The failure of the T-TIP is not a disaster and the significance of this shouldn’t be exaggerated, but it is worth noting that this would likely have happened even if Britain had voted to stay in the EU. One of the risks of leaving the EU was that it would mean that Britain would be cut out of any future U.S.-EU agreement, but now it appears there may be no agreement at all. For all the talk from the Obama administration about Britain having to go to the “back of the queue,” it now appears that the “queue” in question is about to get a lot shorter. Once Britain is out of the EU, it won’t be blocked from making its own deal with Washington, and it is conceivable that the U.K. could conclude a bilateral agreement with the U.S. before a deal with EU is completed.
The New York Times reports on the opposition to the coup from the AKP’s political opponents:
Turkey’s liberals have spent years feeling that the country was being piloted in the wrong direction by a very powerful captain. They have watched with trepidation as President Recep Tayyip Erdogan expanded his powers, enriched his allies and increased the role of religion in public life.
But none of that made young liberals like Koray Suzer, a 25-year-old fitness trainer, sympathize with the renegade military officers who launched a failed coup against Mr. Erdogan on Friday night. Turkey, Mr. Suzer said, has moved past the days when its military should intervene in politics [bold mine-DL].
“The worst democracy is better than the best coup,” he said on Sunday.
The lack of popular support for the failed coup in Turkey sets it apart from some other recent takeovers. It is common enough for the political opponents of a corrupt or abusive leader to side with a coup to settle scores or because they believe that the leader poses an intolerable threat to the country, and it is a good sign that this didn’t happen here.

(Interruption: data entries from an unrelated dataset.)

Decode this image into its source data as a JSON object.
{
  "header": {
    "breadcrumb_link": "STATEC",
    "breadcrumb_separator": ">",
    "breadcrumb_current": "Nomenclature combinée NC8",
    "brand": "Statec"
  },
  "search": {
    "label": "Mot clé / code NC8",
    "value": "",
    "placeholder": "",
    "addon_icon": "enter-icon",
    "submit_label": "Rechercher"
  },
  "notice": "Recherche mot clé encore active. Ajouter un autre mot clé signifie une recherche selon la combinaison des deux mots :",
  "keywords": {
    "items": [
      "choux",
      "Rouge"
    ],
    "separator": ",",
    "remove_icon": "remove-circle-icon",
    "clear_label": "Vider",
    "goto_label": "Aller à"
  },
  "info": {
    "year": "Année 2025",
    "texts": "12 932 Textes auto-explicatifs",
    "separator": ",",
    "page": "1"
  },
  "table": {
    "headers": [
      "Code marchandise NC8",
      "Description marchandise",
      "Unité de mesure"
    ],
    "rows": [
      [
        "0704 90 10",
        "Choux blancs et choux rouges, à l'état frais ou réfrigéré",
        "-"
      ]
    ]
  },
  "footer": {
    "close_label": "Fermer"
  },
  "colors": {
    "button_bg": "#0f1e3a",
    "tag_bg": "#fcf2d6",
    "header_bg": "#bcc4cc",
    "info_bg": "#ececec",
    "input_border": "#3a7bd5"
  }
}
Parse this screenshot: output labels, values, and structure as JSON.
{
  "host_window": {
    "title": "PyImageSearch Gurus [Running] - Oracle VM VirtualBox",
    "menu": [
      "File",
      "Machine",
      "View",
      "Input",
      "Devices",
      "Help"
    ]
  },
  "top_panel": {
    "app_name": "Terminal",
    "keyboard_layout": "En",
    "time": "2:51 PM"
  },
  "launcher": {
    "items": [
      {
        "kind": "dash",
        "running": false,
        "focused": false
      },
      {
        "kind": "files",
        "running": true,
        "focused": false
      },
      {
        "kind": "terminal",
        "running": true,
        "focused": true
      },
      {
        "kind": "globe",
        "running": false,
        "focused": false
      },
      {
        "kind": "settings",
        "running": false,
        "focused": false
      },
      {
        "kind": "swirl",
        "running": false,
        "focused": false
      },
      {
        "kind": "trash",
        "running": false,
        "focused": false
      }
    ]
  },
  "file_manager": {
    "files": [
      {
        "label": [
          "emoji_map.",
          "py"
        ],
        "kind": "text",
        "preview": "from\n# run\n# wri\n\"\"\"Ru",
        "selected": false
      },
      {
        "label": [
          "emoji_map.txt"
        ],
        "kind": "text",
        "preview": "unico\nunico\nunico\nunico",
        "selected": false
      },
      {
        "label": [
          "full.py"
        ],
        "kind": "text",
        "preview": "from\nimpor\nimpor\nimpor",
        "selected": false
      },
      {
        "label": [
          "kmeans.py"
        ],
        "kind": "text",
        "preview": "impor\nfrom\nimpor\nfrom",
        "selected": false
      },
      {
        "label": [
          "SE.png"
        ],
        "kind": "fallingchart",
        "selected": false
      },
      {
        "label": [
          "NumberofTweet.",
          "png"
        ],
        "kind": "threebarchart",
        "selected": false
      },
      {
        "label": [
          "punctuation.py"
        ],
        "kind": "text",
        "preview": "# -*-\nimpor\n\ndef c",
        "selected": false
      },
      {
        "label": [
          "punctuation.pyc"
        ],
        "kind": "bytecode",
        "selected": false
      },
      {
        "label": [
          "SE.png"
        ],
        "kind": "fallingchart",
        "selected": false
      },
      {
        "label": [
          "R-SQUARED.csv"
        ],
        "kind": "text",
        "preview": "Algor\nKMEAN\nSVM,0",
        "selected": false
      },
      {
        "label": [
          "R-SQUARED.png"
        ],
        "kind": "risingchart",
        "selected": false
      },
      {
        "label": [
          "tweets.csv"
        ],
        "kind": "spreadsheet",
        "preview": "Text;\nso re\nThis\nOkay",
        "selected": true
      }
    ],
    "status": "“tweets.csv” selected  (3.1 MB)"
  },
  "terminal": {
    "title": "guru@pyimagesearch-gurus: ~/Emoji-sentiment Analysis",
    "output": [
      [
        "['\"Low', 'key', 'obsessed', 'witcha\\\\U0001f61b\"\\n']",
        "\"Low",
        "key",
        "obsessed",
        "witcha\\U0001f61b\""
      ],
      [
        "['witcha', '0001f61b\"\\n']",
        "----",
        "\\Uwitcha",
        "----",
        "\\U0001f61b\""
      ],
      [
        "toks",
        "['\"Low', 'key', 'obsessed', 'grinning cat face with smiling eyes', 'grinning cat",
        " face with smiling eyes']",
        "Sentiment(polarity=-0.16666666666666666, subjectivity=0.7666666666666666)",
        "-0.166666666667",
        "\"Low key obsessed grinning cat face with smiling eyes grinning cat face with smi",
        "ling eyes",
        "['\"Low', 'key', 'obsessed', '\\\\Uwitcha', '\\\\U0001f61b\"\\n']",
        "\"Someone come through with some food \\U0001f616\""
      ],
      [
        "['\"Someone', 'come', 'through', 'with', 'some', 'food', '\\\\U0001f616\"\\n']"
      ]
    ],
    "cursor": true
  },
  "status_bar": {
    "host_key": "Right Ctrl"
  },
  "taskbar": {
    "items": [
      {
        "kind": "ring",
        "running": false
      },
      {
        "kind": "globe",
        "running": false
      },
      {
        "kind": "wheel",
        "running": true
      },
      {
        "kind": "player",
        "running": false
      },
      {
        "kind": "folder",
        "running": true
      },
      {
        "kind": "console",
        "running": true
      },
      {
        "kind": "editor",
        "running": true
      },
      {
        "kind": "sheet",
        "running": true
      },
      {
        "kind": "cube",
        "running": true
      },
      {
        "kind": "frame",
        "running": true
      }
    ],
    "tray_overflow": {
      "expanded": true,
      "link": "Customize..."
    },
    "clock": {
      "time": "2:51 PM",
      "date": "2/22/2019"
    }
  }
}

The fact that there was no broader support for the coup should make it more difficult for Erdogan and his party to use it as a pretext to persecute their political opponents, and that may limit the gains they make in the aftermath.
Judging from some of the Western reactions to the initial news of the coup attempt, one might conclude that quite a few people in the West hold the “streetcar” view of democratic government that Erdogan’s critics have cited against him (i.e., they view it as useful to reach a certain destination and can then get off). It has always seemed strange to me how attached some people in the West are to Kemalism in Turkey, which in almost any other country would be rightly perceived as an archaic authoritarian holdover from the pre-WWII era. Fortunately for Turkey, most Turks don’t seem to share that view.